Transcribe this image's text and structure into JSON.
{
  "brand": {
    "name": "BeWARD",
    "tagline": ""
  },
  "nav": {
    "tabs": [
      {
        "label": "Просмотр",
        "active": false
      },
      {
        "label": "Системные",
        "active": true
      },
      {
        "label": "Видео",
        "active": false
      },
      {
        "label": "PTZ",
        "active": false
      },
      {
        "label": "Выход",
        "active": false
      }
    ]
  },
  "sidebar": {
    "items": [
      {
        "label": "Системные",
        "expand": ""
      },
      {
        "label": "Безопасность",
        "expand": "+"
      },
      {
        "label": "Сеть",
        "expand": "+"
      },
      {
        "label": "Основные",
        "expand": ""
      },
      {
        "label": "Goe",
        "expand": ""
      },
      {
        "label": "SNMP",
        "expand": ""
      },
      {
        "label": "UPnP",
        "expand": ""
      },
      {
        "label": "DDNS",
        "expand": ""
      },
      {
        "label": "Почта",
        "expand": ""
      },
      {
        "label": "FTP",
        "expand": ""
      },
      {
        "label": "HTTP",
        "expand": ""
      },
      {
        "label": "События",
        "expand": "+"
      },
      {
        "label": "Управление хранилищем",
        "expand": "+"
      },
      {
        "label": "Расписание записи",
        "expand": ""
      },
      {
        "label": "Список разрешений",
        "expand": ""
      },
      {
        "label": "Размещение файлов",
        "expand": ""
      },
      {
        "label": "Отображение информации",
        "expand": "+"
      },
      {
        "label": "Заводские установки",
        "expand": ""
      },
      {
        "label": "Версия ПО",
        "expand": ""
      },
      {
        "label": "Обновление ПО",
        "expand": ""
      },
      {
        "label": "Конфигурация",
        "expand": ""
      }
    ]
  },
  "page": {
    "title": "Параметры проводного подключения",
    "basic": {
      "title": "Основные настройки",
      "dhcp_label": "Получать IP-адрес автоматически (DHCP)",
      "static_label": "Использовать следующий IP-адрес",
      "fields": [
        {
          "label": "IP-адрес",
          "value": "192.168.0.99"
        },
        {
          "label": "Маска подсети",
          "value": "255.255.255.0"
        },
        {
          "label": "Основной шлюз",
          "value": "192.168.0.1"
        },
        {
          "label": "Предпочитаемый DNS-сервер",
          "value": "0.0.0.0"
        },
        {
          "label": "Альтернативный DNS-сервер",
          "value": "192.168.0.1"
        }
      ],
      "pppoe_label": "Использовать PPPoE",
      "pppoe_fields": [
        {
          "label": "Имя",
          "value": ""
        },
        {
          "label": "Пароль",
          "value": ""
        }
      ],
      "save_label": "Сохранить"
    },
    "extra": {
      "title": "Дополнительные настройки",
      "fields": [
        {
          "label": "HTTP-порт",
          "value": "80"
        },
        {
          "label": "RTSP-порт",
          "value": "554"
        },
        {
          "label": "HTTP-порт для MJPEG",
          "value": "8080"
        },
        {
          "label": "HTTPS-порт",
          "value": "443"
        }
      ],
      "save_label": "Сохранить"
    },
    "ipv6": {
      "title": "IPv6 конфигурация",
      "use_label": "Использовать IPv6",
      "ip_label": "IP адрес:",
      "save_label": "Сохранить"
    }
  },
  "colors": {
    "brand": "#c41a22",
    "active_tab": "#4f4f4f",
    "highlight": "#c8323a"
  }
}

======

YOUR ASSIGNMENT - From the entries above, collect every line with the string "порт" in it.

SOLUTION -
          "label": "HTTP-порт",
          "label": "RTSP-порт",
          "label": "HTTP-порт для MJPEG",
          "label": "HTTPS-порт",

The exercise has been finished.